The hot weather has croakers and spot holding deep this week, large red drum are being caught by fishermen trolling large spoons while trolling smaller offerings for a mix of striped bass, bluefish and Spanish mackerel.

Recreational crabbing has been good in most areas this month and is a traditional family activity this time of the year. Taking kids crabbing is just a natural thing to do and a wonderful activity to introduce them to whether one is using collapsible traps or a trotline. Angelina Watts has graduated to being the “dipper” when running a trotline with her dad. Angelina holds up one whopper of a crab who is not called Jimmie but “Mr. Jim”.

Freshwater anglers continue to enjoy the recent stockings of large rainbow trout in several western region trout streams, rivers and lakes. Many of the trout are 4 lbs or larger and are often an unexpected treat for summer time trout fishermen. Largemouth bass fishing is holding to the typical summer pattern.

The back bay areas of Ocean City and Assateague Island are offering good fishing for flounder this week and surf fishermen are enjoying a mix of summer species as well as large sharks. Flounder, croakers and sea bass are being caught in the waters close to shore and a mix of offshore species in the canyon region's.


Quote of the Week:

The outdoor life pleased these old men because they believed any properly obsessed fly fisherman carried rivers and trout inside of him. Harry Middleton

Dedicated to the memories of Bill Burton.


Click here for information concerning harmful algae blooms

Click here to view recent bay satellite images at mddnr.chesapeakebay.net/NASAimagery/EyesInTheSky.cfm.

A Couple of Closing Notes...

Don't hesitate to e-mail your recent fishing/crabbing photos and trip information. Send your photos via E-mail by the following Monday in order to be included in the next update. The file should be in .jpg format with the longest side sized at 600 pixels. Please try to keep the file size small, under one megabyte. The photo should clearly depict the angler(s), fish, and ethical handling practices. For information on ethical angling practices please reference the Catch and Release information located at URL: http://www.dnr.state.md.us/fisheries/articles/catch_release.html
Include the following information:

  • Date
  • Angler(s)
  • Hometown(s)
  • Photo credit
  • Location

  • Weight/length of catch

  • Bait/lure

Important Note: If anyone in your picture is under 18 years of age, we must have a photo release signed by that person and a parent/guardian before we can post your picture. By sending any photos or art to the Maryland Department of Natural Resources you are giving DNR permission to use the image(s) online and in print. You are also giving DNR permission to distribute the photo for non-commercial purposes to other media, print, digital and television for their use. You are not giving up your copyright, but are allowing the photo(s) to be used for educational and news purposes.
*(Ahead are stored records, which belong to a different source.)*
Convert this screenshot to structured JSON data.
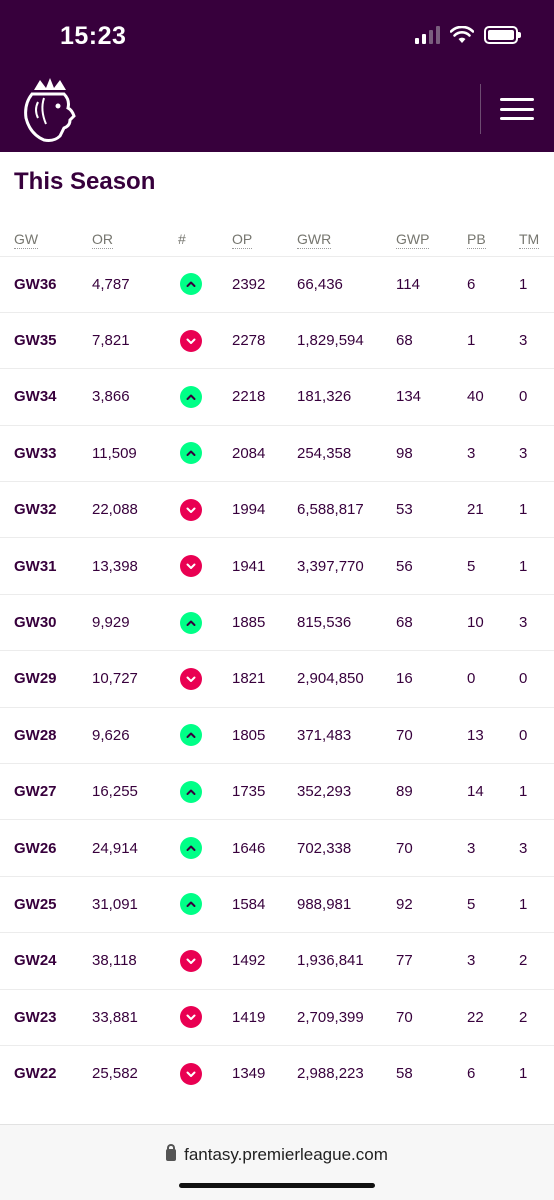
{
  "status_bar": {
    "time": "15:23"
  },
  "page": {
    "title": "This Season"
  },
  "table": {
    "columns": [
      "GW",
      "OR",
      "#",
      "OP",
      "GWR",
      "GWP",
      "PB",
      "TM"
    ],
    "rows": [
      {
        "gw": "GW36",
        "or": "4,787",
        "dir": "up",
        "op": "2392",
        "gwr": "66,436",
        "gwp": "114",
        "pb": "6",
        "tm": "1"
      },
      {
        "gw": "GW35",
        "or": "7,821",
        "dir": "down",
        "op": "2278",
        "gwr": "1,829,594",
        "gwp": "68",
        "pb": "1",
        "tm": "3"
      },
      {
        "gw": "GW34",
        "or": "3,866",
        "dir": "up",
        "op": "2218",
        "gwr": "181,326",
        "gwp": "134",
        "pb": "40",
        "tm": "0"
      },
      {
        "gw": "GW33",
        "or": "11,509",
        "dir": "up",
        "op": "2084",
        "gwr": "254,358",
        "gwp": "98",
        "pb": "3",
        "tm": "3"
      },
      {
        "gw": "GW32",
        "or": "22,088",
        "dir": "down",
        "op": "1994",
        "gwr": "6,588,817",
        "gwp": "53",
        "pb": "21",
        "tm": "1"
      },
      {
        "gw": "GW31",
        "or": "13,398",
        "dir": "down",
        "op": "1941",
        "gwr": "3,397,770",
        "gwp": "56",
        "pb": "5",
        "tm": "1"
      },
      {
        "gw": "GW30",
        "or": "9,929",
        "dir": "up",
        "op": "1885",
        "gwr": "815,536",
        "gwp": "68",
        "pb": "10",
        "tm": "3"
      },
      {
        "gw": "GW29",
        "or": "10,727",
        "dir": "down",
        "op": "1821",
        "gwr": "2,904,850",
        "gwp": "16",
        "pb": "0",
        "tm": "0"
      },
      {
        "gw": "GW28",
        "or": "9,626",
        "dir": "up",
        "op": "1805",
        "gwr": "371,483",
        "gwp": "70",
        "pb": "13",
        "tm": "0"
      },
      {
        "gw": "GW27",
        "or": "16,255",
        "dir": "up",
        "op": "1735",
        "gwr": "352,293",
        "gwp": "89",
        "pb": "14",
        "tm": "1"
      },
      {
        "gw": "GW26",
        "or": "24,914",
        "dir": "up",
        "op": "1646",
        "gwr": "702,338",
        "gwp": "70",
        "pb": "3",
        "tm": "3"
      },
      {
        "gw": "GW25",
        "or": "31,091",
        "dir": "up",
        "op": "1584",
        "gwr": "988,981",
        "gwp": "92",
        "pb": "5",
        "tm": "1"
      },
      {
        "gw": "GW24",
        "or": "38,118",
        "dir": "down",
        "op": "1492",
        "gwr": "1,936,841",
        "gwp": "77",
        "pb": "3",
        "tm": "2"
      },
      {
        "gw": "GW23",
        "or": "33,881",
        "dir": "down",
        "op": "1419",
        "gwr": "2,709,399",
        "gwp": "70",
        "pb": "22",
        "tm": "2"
      },
      {
        "gw": "GW22",
        "or": "25,582",
        "dir": "down",
        "op": "1349",
        "gwr": "2,988,223",
        "gwp": "58",
        "pb": "6",
        "tm": "1"
      }
    ]
  },
  "browser": {
    "url": "fantasy.premierleague.com"
  },
  "colors": {
    "brand": "#37003c",
    "up": "#00ff87",
    "down": "#e90052"
  }
}
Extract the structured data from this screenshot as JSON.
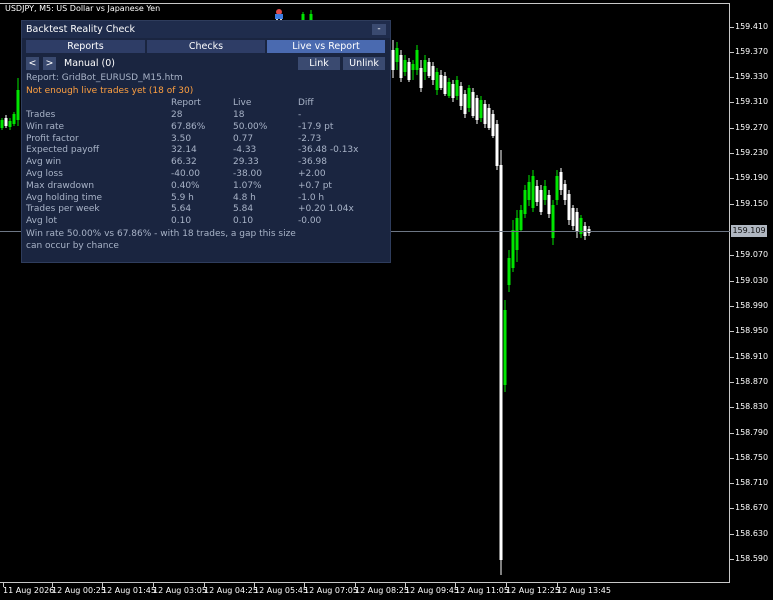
{
  "chart": {
    "title": "USDJPY, M5:  US Dollar vs Japanese Yen",
    "current_price": "159.109",
    "colors": {
      "bull": "#00e600",
      "bear": "#ffffff",
      "background": "#000000",
      "grid_line": "#6d7684"
    },
    "y_labels": [
      "159.410",
      "159.370",
      "159.330",
      "159.310",
      "159.270",
      "159.230",
      "159.190",
      "159.150",
      "159.109",
      "159.070",
      "159.030",
      "158.990",
      "158.950",
      "158.910",
      "158.870",
      "158.830",
      "158.790",
      "158.750",
      "158.710",
      "158.670",
      "158.630",
      "158.590"
    ],
    "x_labels": [
      "11 Aug 2026",
      "12 Aug 00:25",
      "12 Aug 01:45",
      "12 Aug 03:05",
      "12 Aug 04:25",
      "12 Aug 05:45",
      "12 Aug 07:05",
      "12 Aug 08:25",
      "12 Aug 09:45",
      "12 Aug 11:05",
      "12 Aug 12:25",
      "12 Aug 13:45"
    ]
  },
  "panel": {
    "title": "Backtest Reality Check",
    "minimize": "-",
    "tabs": [
      "Reports",
      "Checks",
      "Live vs Report"
    ],
    "active_tab": "Live vs Report",
    "prev": "<",
    "next": ">",
    "manual": "Manual (0)",
    "link": "Link",
    "unlink": "Unlink",
    "report_line": "Report: GridBot_EURUSD_M15.htm",
    "warning": "Not enough live trades yet (18 of 30)",
    "warning_color": "#ffa040",
    "columns": [
      "Report",
      "Live",
      "Diff"
    ],
    "rows": [
      {
        "metric": "Trades",
        "report": "28",
        "live": "18",
        "diff": "-"
      },
      {
        "metric": "Win rate",
        "report": "67.86%",
        "live": "50.00%",
        "diff": "-17.9 pt"
      },
      {
        "metric": "Profit factor",
        "report": "3.50",
        "live": "0.77",
        "diff": "-2.73"
      },
      {
        "metric": "Expected payoff",
        "report": "32.14",
        "live": "-4.33",
        "diff": "-36.48  -0.13x"
      },
      {
        "metric": "Avg win",
        "report": "66.32",
        "live": "29.33",
        "diff": "-36.98"
      },
      {
        "metric": "Avg loss",
        "report": "-40.00",
        "live": "-38.00",
        "diff": "+2.00"
      },
      {
        "metric": "Max drawdown",
        "report": "0.40%",
        "live": "1.07%",
        "diff": "+0.7 pt"
      },
      {
        "metric": "Avg holding time",
        "report": "5.9 h",
        "live": "4.8 h",
        "diff": "-1.0 h"
      },
      {
        "metric": "Trades per week",
        "report": "5.64",
        "live": "5.84",
        "diff": "+0.20  1.04x"
      },
      {
        "metric": "Avg lot",
        "report": "0.10",
        "live": "0.10",
        "diff": "-0.00"
      }
    ],
    "conclusion_line1": "Win rate 50.00% vs 67.86% - with 18 trades, a gap this size",
    "conclusion_line2": "can occur by chance"
  }
}
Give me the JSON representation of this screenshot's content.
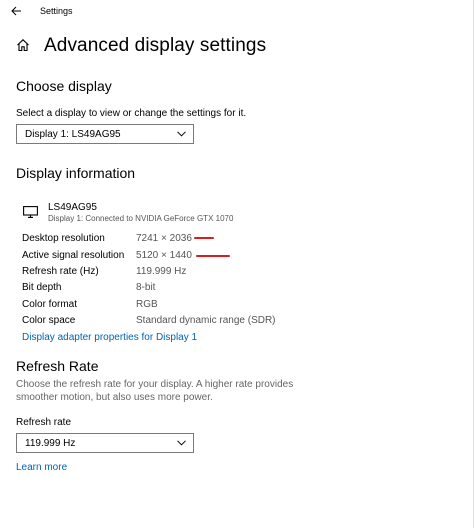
{
  "window": {
    "app_title": "Settings"
  },
  "header": {
    "title": "Advanced display settings"
  },
  "choose_display": {
    "title": "Choose display",
    "help": "Select a display to view or change the settings for it.",
    "selected": "Display 1: LS49AG95"
  },
  "display_info": {
    "title": "Display information",
    "monitor_name": "LS49AG95",
    "monitor_sub": "Display 1: Connected to NVIDIA GeForce GTX 1070",
    "rows": [
      {
        "label": "Desktop resolution",
        "value": "7241 × 2036"
      },
      {
        "label": "Active signal resolution",
        "value": "5120 × 1440"
      },
      {
        "label": "Refresh rate (Hz)",
        "value": "119.999 Hz"
      },
      {
        "label": "Bit depth",
        "value": "8-bit"
      },
      {
        "label": "Color format",
        "value": "RGB"
      },
      {
        "label": "Color space",
        "value": "Standard dynamic range (SDR)"
      }
    ],
    "adapter_link": "Display adapter properties for Display 1"
  },
  "refresh_rate": {
    "title": "Refresh Rate",
    "description": "Choose the refresh rate for your display. A higher rate provides smoother motion, but also uses more power.",
    "field_label": "Refresh rate",
    "selected": "119.999 Hz",
    "learn_more": "Learn more"
  },
  "colors": {
    "link": "#0063b1",
    "annotation": "#d81e1e",
    "secondary_text": "#555555"
  }
}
Send your photos and information to Keith Lockwood

Until next week,

Tight Lines,

Keith Lockwood
MD DNR Fisheries Service

The Fisheries Service is pleased to have you visit. We want to make this site as user friendly as possible, if you have any suggestions, please mail them to Paul Genovese.



Click down arrow to see links.

    Visit Maryland Online Email us with questions, comments, and suggestions
  © Copyright 1995-2008 Maryland Department of Natural Resources
1-877-620-8DNR (8367)
DNR Privacy Policy